- **WHAT YOU SHOULD DO**: Write out all the entries below without any change.

- **INFORMATION SUPPLIED**:
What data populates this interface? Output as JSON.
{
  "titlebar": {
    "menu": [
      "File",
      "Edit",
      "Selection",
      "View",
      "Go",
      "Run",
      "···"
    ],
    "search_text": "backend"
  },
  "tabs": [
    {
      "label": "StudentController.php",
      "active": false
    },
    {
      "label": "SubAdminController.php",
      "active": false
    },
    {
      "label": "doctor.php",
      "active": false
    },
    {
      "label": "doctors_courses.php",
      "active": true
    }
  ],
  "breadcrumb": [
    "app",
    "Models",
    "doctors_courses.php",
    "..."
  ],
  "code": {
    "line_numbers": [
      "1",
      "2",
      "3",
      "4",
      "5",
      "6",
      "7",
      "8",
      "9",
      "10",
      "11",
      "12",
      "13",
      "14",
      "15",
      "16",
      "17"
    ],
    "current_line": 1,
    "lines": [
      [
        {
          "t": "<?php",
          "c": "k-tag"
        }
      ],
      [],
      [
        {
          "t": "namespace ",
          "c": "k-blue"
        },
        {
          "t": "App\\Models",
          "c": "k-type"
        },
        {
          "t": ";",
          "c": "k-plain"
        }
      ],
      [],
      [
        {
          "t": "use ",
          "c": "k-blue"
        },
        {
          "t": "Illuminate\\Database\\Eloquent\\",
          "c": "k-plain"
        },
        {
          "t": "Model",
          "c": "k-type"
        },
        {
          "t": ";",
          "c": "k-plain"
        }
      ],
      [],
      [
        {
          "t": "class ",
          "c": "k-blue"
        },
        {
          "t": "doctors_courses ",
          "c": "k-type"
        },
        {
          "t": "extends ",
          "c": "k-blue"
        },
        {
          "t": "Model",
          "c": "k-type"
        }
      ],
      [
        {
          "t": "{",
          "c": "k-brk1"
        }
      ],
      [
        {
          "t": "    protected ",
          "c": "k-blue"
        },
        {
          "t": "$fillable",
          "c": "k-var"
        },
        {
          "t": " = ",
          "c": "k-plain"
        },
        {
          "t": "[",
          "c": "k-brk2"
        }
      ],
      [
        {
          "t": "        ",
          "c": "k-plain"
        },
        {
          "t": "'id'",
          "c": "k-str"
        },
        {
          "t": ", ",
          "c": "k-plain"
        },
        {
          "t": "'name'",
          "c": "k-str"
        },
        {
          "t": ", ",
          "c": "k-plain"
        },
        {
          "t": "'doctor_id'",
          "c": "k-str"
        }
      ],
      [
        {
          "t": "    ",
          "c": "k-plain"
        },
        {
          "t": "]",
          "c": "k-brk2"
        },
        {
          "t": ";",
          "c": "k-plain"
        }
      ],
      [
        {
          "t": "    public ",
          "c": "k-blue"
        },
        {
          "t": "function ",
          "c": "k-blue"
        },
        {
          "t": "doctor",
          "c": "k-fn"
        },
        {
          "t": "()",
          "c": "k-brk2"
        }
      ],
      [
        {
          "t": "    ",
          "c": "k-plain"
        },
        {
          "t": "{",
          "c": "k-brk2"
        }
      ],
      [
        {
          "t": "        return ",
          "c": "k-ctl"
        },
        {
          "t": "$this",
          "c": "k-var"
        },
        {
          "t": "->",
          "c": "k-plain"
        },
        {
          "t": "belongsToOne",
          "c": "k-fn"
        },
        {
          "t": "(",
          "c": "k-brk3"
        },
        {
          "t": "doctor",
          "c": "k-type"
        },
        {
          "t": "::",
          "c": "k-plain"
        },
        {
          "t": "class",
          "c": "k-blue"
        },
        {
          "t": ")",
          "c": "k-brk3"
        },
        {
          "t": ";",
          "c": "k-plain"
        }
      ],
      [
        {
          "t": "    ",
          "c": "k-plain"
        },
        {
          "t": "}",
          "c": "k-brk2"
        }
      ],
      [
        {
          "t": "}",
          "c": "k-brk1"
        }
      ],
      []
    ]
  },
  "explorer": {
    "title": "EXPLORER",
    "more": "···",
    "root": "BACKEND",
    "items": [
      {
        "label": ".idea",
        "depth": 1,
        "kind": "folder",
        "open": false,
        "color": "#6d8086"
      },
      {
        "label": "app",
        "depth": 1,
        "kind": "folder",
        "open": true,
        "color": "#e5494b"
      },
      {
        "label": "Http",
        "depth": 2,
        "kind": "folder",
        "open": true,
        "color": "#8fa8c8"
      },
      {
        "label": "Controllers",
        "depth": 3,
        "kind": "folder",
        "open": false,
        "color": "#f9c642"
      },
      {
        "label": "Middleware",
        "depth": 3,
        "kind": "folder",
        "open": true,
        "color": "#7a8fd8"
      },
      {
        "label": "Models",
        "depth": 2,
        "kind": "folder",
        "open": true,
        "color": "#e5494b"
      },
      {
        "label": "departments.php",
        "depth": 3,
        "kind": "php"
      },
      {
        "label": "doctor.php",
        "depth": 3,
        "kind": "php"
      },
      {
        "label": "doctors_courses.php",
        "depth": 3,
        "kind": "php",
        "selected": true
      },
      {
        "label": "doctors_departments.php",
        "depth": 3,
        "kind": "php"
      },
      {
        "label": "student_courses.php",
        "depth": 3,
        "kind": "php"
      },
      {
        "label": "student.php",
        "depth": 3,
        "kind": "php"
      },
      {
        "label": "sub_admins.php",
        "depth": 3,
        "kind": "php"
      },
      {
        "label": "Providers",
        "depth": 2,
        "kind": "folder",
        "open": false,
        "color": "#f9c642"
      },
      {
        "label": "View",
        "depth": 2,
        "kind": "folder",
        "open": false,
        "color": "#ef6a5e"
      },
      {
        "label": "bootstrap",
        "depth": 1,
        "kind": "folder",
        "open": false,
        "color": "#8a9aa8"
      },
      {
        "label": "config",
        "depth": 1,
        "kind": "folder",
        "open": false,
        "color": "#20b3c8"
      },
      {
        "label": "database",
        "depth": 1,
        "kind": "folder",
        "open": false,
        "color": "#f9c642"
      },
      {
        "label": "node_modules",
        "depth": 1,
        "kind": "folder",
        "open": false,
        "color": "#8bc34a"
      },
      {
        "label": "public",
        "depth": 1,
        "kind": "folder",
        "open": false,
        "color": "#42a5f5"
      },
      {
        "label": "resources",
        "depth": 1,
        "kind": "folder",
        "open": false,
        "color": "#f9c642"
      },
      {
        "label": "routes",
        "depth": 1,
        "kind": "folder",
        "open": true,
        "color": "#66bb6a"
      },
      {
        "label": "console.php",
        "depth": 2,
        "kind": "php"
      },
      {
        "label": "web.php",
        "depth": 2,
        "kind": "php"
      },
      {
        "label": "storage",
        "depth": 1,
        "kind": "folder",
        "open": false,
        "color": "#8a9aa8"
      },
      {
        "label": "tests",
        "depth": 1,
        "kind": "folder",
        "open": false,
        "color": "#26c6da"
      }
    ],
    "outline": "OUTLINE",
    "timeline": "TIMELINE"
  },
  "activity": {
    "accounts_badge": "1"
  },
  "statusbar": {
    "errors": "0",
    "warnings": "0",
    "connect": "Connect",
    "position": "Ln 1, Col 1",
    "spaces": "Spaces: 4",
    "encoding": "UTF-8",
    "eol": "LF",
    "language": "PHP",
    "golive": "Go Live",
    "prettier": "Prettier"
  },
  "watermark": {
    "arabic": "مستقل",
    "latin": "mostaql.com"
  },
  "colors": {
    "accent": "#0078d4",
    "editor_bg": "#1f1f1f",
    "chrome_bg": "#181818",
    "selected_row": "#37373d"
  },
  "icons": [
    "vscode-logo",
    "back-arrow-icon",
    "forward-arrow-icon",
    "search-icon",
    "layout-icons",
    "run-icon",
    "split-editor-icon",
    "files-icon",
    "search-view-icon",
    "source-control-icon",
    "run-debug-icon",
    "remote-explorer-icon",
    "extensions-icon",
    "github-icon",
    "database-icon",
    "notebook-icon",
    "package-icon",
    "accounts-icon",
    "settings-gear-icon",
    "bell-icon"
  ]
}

- **REPLY**:
What data populates this interface? Output as JSON.
{
  "titlebar": {
    "menu": [
      "File",
      "Edit",
      "Selection",
      "View",
      "Go",
      "Run",
      "···"
    ],
    "search_text": "backend"
  },
  "tabs": [
    {
      "label": "StudentController.php",
      "active": false
    },
    {
      "label": "SubAdminController.php",
      "active": false
    },
    {
      "label": "doctor.php",
      "active": false
    },
    {
      "label": "doctors_courses.php",
      "active": true
    }
  ],
  "breadcrumb": [
    "app",
    "Models",
    "doctors_courses.php",
    "..."
  ],
  "code": {
    "line_numbers": [
      "1",
      "2",
      "3",
      "4",
      "5",
      "6",
      "7",
      "8",
      "9",
      "10",
      "11",
      "12",
      "13",
      "14",
      "15",
      "16",
      "17"
    ],
    "current_line": 1,
    "lines": [
      [
        {
          "t": "<?php",
          "c": "k-tag"
        }
      ],
      [],
      [
        {
          "t": "namespace ",
          "c": "k-blue"
        },
        {
          "t": "App\\Models",
          "c": "k-type"
        },
        {
          "t": ";",
          "c": "k-plain"
        }
      ],
      [],
      [
        {
          "t": "use ",
          "c": "k-blue"
        },
        {
          "t": "Illuminate\\Database\\Eloquent\\",
          "c": "k-plain"
        },
        {
          "t": "Model",
          "c": "k-type"
        },
        {
          "t": ";",
          "c": "k-plain"
        }
      ],
      [],
      [
        {
          "t": "class ",
          "c": "k-blue"
        },
        {
          "t": "doctors_courses ",
          "c": "k-type"
        },
        {
          "t": "extends ",
          "c": "k-blue"
        },
        {
          "t": "Model",
          "c": "k-type"
        }
      ],
      [
        {
          "t": "{",
          "c": "k-brk1"
        }
      ],
      [
        {
          "t": "    protected ",
          "c": "k-blue"
        },
        {
          "t": "$fillable",
          "c": "k-var"
        },
        {
          "t": " = ",
          "c": "k-plain"
        },
        {
          "t": "[",
          "c": "k-brk2"
        }
      ],
      [
        {
          "t": "        ",
          "c": "k-plain"
        },
        {
          "t": "'id'",
          "c": "k-str"
        },
        {
          "t": ", ",
          "c": "k-plain"
        },
        {
          "t": "'name'",
          "c": "k-str"
        },
        {
          "t": ", ",
          "c": "k-plain"
        },
        {
          "t": "'doctor_id'",
          "c": "k-str"
        }
      ],
      [
        {
          "t": "    ",
          "c": "k-plain"
        },
        {
          "t": "]",
          "c": "k-brk2"
        },
        {
          "t": ";",
          "c": "k-plain"
        }
      ],
      [
        {
          "t": "    public ",
          "c": "k-blue"
        },
        {
          "t": "function ",
          "c": "k-blue"
        },
        {
          "t": "doctor",
          "c": "k-fn"
        },
        {
          "t": "()",
          "c": "k-brk2"
        }
      ],
      [
        {
          "t": "    ",
          "c": "k-plain"
        },
        {
          "t": "{",
          "c": "k-brk2"
        }
      ],
      [
        {
          "t": "        return ",
          "c": "k-ctl"
        },
        {
          "t": "$this",
          "c": "k-var"
        },
        {
          "t": "->",
          "c": "k-plain"
        },
        {
          "t": "belongsToOne",
          "c": "k-fn"
        },
        {
          "t": "(",
          "c": "k-brk3"
        },
        {
          "t": "doctor",
          "c": "k-type"
        },
        {
          "t": "::",
          "c": "k-plain"
        },
        {
          "t": "class",
          "c": "k-blue"
        },
        {
          "t": ")",
          "c": "k-brk3"
        },
        {
          "t": ";",
          "c": "k-plain"
        }
      ],
      [
        {
          "t": "    ",
          "c": "k-plain"
        },
        {
          "t": "}",
          "c": "k-brk2"
        }
      ],
      [
        {
          "t": "}",
          "c": "k-brk1"
        }
      ],
      []
    ]
  },
  "explorer": {
    "title": "EXPLORER",
    "more": "···",
    "root": "BACKEND",
    "items": [
      {
        "label": ".idea",
        "depth": 1,
        "kind": "folder",
        "open": false,
        "color": "#6d8086"
      },
      {
        "label": "app",
        "depth": 1,
        "kind": "folder",
        "open": true,
        "color": "#e5494b"
      },
      {
        "label": "Http",
        "depth": 2,
        "kind": "folder",
        "open": true,
        "color": "#8fa8c8"
      },
      {
        "label": "Controllers",
        "depth": 3,
        "kind": "folder",
        "open": false,
        "color": "#f9c642"
      },
      {
        "label": "Middleware",
        "depth": 3,
        "kind": "folder",
        "open": true,
        "color": "#7a8fd8"
      },
      {
        "label": "Models",
        "depth": 2,
        "kind": "folder",
        "open": true,
        "color": "#e5494b"
      },
      {
        "label": "departments.php",
        "depth": 3,
        "kind": "php"
      },
      {
        "label": "doctor.php",
        "depth": 3,
        "kind": "php"
      },
      {
        "label": "doctors_courses.php",
        "depth": 3,
        "kind": "php",
        "selected": true
      },
      {
        "label": "doctors_departments.php",
        "depth": 3,
        "kind": "php"
      },
      {
        "label": "student_courses.php",
        "depth": 3,
        "kind": "php"
      },
      {
        "label": "student.php",
        "depth": 3,
        "kind": "php"
      },
      {
        "label": "sub_admins.php",
        "depth": 3,
        "kind": "php"
      },
      {
        "label": "Providers",
        "depth": 2,
        "kind": "folder",
        "open": false,
        "color": "#f9c642"
      },
      {
        "label": "View",
        "depth": 2,
        "kind": "folder",
        "open": false,
        "color": "#ef6a5e"
      },
      {
        "label": "bootstrap",
        "depth": 1,
        "kind": "folder",
        "open": false,
        "color": "#8a9aa8"
      },
      {
        "label": "config",
        "depth": 1,
        "kind": "folder",
        "open": false,
        "color": "#20b3c8"
      },
      {
        "label": "database",
        "depth": 1,
        "kind": "folder",
        "open": false,
        "color": "#f9c642"
      },
      {
        "label": "node_modules",
        "depth": 1,
        "kind": "folder",
        "open": false,
        "color": "#8bc34a"
      },
      {
        "label": "public",
        "depth": 1,
        "kind": "folder",
        "open": false,
        "color": "#42a5f5"
      },
      {
        "label": "resources",
        "depth": 1,
        "kind": "folder",
        "open": false,
        "color": "#f9c642"
      },
      {
        "label": "routes",
        "depth": 1,
        "kind": "folder",
        "open": true,
        "color": "#66bb6a"
      },
      {
        "label": "console.php",
        "depth": 2,
        "kind": "php"
      },
      {
        "label": "web.php",
        "depth": 2,
        "kind": "php"
      },
      {
        "label": "storage",
        "depth": 1,
        "kind": "folder",
        "open": false,
        "color": "#8a9aa8"
      },
      {
        "label": "tests",
        "depth": 1,
        "kind": "folder",
        "open": false,
        "color": "#26c6da"
      }
    ],
    "outline": "OUTLINE",
    "timeline": "TIMELINE"
  },
  "activity": {
    "accounts_badge": "1"
  },
  "statusbar": {
    "errors": "0",
    "warnings": "0",
    "connect": "Connect",
    "position": "Ln 1, Col 1",
    "spaces": "Spaces: 4",
    "encoding": "UTF-8",
    "eol": "LF",
    "language": "PHP",
    "golive": "Go Live",
    "prettier": "Prettier"
  },
  "watermark": {
    "arabic": "مستقل",
    "latin": "mostaql.com"
  },
  "colors": {
    "accent": "#0078d4",
    "editor_bg": "#1f1f1f",
    "chrome_bg": "#181818",
    "selected_row": "#37373d"
  },
  "icons": [
    "vscode-logo",
    "back-arrow-icon",
    "forward-arrow-icon",
    "search-icon",
    "layout-icons",
    "run-icon",
    "split-editor-icon",
    "files-icon",
    "search-view-icon",
    "source-control-icon",
    "run-debug-icon",
    "remote-explorer-icon",
    "extensions-icon",
    "github-icon",
    "database-icon",
    "notebook-icon",
    "package-icon",
    "accounts-icon",
    "settings-gear-icon",
    "bell-icon"
  ]
}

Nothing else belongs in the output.